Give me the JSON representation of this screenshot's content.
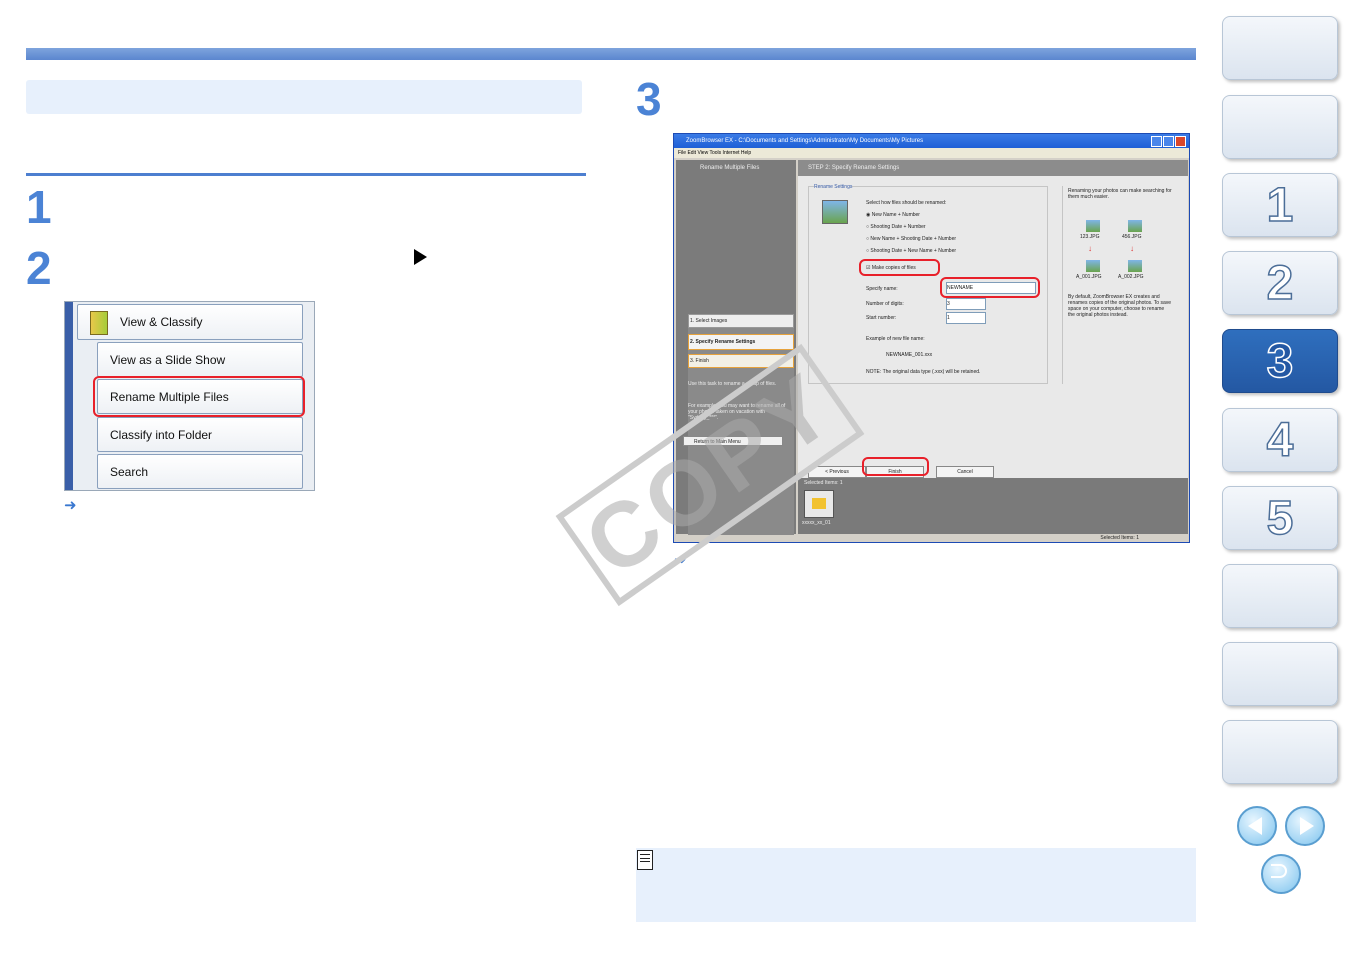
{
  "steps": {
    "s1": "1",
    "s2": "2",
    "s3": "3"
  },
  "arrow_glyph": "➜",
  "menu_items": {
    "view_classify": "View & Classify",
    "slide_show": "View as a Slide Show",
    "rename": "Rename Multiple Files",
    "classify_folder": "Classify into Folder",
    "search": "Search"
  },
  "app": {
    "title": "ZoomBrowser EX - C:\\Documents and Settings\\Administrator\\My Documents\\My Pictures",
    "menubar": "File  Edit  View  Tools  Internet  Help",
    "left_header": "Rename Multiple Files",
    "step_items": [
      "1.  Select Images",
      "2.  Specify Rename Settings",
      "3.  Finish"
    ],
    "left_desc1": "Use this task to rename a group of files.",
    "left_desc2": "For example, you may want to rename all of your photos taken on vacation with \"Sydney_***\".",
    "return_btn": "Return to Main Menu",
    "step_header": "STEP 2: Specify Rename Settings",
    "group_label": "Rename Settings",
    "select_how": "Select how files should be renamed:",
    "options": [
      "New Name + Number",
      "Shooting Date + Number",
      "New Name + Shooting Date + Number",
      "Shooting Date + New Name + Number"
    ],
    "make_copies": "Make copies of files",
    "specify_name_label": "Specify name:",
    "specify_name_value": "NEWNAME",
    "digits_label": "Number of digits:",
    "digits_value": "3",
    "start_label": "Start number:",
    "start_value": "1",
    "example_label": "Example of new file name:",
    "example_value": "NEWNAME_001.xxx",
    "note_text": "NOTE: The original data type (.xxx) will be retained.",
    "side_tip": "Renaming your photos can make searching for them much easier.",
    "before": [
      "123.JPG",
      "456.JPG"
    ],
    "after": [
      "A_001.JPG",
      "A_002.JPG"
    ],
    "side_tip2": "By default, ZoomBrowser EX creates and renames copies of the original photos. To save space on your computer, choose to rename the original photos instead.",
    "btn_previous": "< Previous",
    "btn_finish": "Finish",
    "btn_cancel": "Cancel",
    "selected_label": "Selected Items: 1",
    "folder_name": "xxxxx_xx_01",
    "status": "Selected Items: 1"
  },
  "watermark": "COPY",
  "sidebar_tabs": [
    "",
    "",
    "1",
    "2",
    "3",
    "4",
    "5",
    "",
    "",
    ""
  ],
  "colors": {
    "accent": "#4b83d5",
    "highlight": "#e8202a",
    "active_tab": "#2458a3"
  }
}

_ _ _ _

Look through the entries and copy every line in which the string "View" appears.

    "view_classify": "View & Classify",
    "slide_show": "View as a Slide Show",
    "menubar": "File  Edit  View  Tools  Internet  Help",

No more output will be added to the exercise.